I also wrote about Mickey Baker’s album Mississippi Delta Dues in a previous post, so I’ll just direct you there. The acoustic duo cuts (sans orchestra) with Baker, Stefan Grossman, and some tasteful percussion were definitely a sound that influenced Dead Mall Blues.
There are no Youtube links, but the whole album is on Spotify.
You should seek out a copy of the 1973 LP on Blue Star, though, because what are you, some kinda chump?
It could be easy to hate John Hammond, Jr. Born to a rich family looking like he coulda been a character actor in Goodfellas, the dude could have spent his life squandering his inheritance and leading a life of dissipation. Instead he became a serious musician and has spent it roaming the world playing acoustic blues on a National resonator guitar.
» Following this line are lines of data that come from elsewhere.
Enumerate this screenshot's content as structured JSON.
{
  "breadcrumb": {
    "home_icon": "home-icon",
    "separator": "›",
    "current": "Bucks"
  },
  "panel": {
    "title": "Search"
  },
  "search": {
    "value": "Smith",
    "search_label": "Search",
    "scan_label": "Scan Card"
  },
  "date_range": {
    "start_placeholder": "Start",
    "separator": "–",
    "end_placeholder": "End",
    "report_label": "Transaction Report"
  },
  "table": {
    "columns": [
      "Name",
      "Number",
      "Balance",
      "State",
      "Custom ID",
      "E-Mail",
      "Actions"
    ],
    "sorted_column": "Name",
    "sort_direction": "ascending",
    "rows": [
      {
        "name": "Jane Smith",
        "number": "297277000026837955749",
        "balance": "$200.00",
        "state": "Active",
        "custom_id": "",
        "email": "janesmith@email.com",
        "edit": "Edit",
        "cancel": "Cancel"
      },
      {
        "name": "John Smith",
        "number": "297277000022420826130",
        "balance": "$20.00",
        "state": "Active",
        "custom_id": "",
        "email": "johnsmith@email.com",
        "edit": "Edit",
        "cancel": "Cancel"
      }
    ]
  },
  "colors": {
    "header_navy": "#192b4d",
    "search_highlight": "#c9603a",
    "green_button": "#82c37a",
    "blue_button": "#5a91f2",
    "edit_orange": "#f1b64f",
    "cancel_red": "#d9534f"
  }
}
As a descendant of the Vanderbilt family and a having father like famed producer and talent scout John Hammond Sr., you could be forgiven for thinking he was maybe a no-talent hack who coasted on his daddy’s music-business connections and family dough. But instead, he’s the real deal who developed a singular guitar and vocal style and recorded with many blues luminaries. Like Ahmet Ertegun of Atlantic, he came from a privileged background but went on to do something positive for American music, unlike our current crop of wealthy but mind-numbingly dull and boring tech billionaires and Wall Street assholes.
Hammond is a great singer and guitar player, but his style is also so individualistic and idiosyncratic that it really can’t be duplicated. Like the Holy Modal Rounders, he’s got some albums with full bands (and some great players backing him up) but I really like his acoustic stuff best. Check out the live album Solo and try not to hate him just because he was young, good-looking, talented, and had rich parents!
If you like British mope-folk like Nick Drake (and who doesn’t?), but want more twelve-string guitar pyrotechnics to go along with your mope (who wouldn’t?), you should check out Michael Chapman. His 1969 debut Rainmaker has both great vocal and instrumental numbers, and if you want more, he’s got a million albums after that. Tompkins Square issued a CD compilation in 2011 of all his accumulated instrumental goodness. I dig it with a big spoon!
I thought I had checked out all of the Fahey disciples in the Takoma stable, but it took me awhile to find Peter Lang. If you already like John Fahey and Leo Kottke, he’s like the John Fahey and Leo Kottke you haven’t heard yet!
His debut The Thing At The Nursery Room Window does a good job of splitting the difference between the restrained arrangements of Fahey and the technical fireworks of Kottke. His live album Prime Cuts is also great – it is pretty thrilling to hear him do the high-wire walk and pull off his compositions in front of an audience.
There’s plenty more, but that’s a short list to just get you started. Maybe you’ve got some favorites of your own that I didn’t mention or haven’t heard yet. If so, leave some suggestions in the comments. I’m always looking for more records.